Data section Start Marker
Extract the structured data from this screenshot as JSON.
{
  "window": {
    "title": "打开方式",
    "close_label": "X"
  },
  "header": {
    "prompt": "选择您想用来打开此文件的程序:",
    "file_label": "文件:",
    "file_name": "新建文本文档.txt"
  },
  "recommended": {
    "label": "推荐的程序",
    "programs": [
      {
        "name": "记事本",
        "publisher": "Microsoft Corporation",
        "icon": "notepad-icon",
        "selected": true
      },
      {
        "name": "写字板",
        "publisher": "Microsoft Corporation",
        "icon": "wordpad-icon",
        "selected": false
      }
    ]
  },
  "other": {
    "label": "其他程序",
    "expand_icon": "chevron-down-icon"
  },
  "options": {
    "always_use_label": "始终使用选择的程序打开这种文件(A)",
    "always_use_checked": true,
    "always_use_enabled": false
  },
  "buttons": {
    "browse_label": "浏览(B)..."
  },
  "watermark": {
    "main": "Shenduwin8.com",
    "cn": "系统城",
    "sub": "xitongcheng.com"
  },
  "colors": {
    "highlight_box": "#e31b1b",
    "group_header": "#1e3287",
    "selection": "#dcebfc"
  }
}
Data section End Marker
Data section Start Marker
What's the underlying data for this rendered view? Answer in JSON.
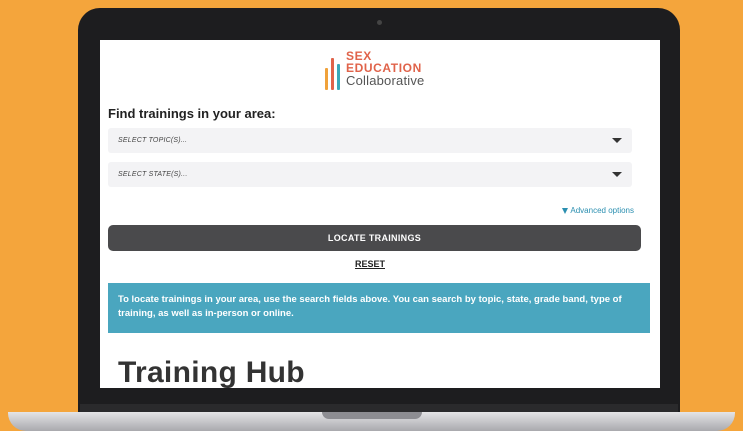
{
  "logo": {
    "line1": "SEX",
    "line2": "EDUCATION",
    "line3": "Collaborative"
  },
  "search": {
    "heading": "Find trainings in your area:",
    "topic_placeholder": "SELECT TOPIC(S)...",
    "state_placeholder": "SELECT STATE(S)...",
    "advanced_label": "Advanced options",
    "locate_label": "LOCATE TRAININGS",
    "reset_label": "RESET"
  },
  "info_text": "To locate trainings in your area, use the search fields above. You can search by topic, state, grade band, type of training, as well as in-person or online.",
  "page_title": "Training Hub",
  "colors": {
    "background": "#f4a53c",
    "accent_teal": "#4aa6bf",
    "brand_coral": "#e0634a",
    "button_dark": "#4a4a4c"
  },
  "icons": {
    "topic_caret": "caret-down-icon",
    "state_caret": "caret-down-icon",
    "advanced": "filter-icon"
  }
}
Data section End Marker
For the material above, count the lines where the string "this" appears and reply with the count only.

◆ Output of the exercise:
2